WHAT TO PRODUCE: Look through the records below and give the number of lines holding the string "Grade", nothing more.

SOURCE INFORMATION:
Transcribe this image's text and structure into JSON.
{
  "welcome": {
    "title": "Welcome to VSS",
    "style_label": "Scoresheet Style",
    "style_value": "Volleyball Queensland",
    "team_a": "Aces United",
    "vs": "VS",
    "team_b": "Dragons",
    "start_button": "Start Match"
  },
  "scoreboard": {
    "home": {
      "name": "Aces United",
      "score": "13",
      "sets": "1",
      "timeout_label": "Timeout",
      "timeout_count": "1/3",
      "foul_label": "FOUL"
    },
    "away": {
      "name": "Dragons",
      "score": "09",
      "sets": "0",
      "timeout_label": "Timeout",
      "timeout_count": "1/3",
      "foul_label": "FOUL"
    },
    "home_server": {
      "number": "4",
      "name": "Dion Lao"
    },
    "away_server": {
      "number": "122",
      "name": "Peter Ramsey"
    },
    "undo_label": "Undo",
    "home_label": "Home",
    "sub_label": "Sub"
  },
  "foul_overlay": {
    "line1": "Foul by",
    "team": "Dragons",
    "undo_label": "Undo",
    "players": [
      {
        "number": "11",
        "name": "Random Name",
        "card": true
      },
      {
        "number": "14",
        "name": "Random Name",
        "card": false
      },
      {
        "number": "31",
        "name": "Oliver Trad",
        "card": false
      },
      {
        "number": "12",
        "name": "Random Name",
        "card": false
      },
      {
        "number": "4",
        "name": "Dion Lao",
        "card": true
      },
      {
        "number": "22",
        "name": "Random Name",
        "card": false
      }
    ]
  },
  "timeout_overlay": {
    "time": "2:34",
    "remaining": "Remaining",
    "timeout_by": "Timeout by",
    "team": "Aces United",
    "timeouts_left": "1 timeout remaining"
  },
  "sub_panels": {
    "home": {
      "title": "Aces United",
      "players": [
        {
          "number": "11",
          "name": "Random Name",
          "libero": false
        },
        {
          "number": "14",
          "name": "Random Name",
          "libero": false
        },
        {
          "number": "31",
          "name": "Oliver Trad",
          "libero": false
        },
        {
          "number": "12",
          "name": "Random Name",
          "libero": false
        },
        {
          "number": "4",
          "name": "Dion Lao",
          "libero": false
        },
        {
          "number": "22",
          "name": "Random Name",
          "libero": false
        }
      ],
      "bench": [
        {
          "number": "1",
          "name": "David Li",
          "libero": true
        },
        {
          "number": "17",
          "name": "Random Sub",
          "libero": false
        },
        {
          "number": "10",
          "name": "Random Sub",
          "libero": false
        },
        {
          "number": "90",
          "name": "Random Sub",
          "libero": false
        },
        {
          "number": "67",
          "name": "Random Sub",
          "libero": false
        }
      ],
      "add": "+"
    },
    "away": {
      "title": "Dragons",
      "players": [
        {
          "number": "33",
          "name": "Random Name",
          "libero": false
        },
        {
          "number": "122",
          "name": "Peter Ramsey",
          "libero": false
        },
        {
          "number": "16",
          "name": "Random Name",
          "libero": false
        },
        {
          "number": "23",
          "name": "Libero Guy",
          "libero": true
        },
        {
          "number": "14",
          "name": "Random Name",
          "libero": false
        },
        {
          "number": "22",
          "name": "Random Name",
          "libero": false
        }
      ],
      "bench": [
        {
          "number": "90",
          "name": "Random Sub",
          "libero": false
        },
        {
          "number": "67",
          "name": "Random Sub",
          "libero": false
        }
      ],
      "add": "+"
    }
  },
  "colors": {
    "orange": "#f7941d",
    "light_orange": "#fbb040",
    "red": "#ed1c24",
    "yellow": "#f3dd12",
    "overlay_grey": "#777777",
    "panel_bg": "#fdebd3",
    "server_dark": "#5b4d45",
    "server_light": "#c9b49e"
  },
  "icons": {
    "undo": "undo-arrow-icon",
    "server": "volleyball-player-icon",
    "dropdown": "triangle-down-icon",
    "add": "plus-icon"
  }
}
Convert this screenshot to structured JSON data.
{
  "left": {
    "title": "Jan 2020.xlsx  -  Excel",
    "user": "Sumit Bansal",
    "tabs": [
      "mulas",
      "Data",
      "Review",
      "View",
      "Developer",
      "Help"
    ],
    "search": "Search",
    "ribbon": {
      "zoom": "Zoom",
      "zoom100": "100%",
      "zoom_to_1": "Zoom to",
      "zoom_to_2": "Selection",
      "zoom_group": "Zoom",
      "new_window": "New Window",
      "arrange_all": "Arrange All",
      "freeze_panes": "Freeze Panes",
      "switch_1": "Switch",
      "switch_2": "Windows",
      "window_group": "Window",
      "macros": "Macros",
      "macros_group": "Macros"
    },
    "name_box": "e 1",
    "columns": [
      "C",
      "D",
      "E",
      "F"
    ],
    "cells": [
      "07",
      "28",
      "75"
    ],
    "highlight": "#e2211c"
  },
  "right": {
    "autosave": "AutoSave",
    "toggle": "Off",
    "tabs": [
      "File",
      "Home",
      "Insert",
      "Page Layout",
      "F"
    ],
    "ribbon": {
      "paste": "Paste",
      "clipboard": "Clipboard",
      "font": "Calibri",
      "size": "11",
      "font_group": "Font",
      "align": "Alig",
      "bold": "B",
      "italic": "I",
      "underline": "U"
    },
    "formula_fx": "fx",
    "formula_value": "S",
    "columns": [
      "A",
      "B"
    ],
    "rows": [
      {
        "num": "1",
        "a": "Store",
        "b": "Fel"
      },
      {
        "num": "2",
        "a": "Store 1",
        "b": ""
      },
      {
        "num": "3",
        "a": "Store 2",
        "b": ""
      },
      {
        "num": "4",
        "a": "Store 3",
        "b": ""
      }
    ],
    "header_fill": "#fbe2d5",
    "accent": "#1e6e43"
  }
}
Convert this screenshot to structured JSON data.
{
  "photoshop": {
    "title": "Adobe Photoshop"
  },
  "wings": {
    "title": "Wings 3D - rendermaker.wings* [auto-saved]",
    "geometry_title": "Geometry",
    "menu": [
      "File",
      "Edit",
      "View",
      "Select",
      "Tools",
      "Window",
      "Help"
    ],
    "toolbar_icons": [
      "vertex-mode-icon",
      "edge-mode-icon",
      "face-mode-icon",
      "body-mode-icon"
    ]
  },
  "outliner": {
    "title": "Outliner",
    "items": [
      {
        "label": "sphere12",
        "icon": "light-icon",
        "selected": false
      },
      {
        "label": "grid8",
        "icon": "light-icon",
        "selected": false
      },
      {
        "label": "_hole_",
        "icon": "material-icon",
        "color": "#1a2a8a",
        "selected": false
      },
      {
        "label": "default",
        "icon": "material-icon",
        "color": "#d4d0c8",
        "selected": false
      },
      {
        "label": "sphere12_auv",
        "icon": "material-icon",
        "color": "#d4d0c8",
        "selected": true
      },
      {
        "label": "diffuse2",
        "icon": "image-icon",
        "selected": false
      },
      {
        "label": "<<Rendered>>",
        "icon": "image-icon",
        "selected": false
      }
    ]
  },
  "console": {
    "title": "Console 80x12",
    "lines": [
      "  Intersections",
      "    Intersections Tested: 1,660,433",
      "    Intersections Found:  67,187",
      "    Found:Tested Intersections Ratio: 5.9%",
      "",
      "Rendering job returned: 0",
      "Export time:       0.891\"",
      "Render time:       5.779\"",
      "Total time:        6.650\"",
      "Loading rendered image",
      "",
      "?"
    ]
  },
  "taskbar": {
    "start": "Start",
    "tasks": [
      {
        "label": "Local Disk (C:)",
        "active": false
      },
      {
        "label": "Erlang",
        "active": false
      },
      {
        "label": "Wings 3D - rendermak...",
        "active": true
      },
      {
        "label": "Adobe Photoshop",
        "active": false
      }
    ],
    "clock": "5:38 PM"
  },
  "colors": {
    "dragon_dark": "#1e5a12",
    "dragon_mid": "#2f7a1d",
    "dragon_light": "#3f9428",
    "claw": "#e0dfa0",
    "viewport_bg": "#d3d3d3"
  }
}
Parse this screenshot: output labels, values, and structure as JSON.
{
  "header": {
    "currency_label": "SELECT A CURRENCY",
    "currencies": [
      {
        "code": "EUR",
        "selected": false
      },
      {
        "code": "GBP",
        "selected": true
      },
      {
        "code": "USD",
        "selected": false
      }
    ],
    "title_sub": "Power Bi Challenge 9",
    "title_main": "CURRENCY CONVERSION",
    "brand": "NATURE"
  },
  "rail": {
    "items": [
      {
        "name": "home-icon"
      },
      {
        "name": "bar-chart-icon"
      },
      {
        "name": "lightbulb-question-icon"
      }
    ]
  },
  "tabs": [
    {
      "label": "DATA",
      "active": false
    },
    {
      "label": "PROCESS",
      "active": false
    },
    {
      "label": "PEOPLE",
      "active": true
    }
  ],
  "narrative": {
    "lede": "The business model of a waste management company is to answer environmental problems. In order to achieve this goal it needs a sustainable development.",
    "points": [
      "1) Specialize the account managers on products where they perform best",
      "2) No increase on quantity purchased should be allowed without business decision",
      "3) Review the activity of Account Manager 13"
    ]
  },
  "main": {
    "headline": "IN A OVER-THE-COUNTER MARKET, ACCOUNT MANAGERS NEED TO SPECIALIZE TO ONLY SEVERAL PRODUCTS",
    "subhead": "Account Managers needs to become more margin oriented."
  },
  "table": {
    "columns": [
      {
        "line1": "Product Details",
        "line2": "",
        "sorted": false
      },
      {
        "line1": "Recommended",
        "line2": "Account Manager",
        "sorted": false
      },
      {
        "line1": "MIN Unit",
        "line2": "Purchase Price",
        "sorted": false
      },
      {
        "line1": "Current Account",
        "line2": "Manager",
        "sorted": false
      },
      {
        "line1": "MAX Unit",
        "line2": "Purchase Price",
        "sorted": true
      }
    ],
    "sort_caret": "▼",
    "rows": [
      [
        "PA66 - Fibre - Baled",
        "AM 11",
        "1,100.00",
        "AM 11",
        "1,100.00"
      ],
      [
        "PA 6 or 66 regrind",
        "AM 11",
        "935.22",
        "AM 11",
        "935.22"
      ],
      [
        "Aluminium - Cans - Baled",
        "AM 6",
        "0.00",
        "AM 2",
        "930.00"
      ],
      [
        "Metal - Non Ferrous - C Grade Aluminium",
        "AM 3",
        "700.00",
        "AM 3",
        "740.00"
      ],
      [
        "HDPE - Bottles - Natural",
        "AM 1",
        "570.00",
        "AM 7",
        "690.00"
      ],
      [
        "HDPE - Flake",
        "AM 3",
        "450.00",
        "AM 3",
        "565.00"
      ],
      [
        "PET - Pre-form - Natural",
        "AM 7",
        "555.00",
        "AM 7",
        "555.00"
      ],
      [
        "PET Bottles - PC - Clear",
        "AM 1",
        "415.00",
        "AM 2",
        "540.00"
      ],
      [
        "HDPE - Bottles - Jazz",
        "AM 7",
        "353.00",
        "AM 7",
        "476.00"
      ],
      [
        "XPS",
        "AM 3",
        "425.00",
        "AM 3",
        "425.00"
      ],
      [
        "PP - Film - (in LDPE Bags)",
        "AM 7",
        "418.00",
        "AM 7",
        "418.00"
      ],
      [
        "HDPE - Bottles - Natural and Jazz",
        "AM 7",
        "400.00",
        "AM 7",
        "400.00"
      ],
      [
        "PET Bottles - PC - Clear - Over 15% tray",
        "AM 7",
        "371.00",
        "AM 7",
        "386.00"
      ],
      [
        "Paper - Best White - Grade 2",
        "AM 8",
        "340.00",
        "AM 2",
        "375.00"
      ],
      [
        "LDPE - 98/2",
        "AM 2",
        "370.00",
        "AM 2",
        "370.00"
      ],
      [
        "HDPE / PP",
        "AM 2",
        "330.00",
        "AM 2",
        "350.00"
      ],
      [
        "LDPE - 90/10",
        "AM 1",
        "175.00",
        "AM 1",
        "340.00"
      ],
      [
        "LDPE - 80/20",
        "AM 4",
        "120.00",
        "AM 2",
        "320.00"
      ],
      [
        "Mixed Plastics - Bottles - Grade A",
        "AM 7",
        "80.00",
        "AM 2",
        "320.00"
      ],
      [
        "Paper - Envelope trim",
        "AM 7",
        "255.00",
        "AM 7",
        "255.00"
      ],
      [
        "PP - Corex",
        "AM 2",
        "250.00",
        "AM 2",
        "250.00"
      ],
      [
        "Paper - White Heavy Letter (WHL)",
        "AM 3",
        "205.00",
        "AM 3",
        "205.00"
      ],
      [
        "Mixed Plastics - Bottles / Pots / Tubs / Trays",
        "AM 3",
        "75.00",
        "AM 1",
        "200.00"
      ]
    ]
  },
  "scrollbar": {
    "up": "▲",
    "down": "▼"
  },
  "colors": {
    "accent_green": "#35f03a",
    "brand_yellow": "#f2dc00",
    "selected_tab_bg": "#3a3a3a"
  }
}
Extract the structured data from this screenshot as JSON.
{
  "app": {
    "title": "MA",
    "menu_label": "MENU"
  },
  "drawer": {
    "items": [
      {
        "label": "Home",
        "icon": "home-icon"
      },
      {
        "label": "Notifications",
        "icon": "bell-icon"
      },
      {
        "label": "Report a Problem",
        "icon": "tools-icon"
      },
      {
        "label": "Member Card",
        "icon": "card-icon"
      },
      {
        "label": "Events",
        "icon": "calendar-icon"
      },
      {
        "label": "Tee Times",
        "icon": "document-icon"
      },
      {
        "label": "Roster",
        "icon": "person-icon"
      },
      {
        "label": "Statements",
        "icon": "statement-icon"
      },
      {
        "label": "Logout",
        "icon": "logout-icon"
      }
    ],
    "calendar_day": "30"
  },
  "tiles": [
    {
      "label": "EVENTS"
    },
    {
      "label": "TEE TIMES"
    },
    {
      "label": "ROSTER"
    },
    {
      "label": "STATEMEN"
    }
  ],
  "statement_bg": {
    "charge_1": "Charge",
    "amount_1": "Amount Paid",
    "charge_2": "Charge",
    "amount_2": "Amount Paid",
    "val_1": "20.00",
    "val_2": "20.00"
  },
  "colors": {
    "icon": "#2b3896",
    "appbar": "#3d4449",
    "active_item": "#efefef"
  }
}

RESULT OF THE EXERCISE: 3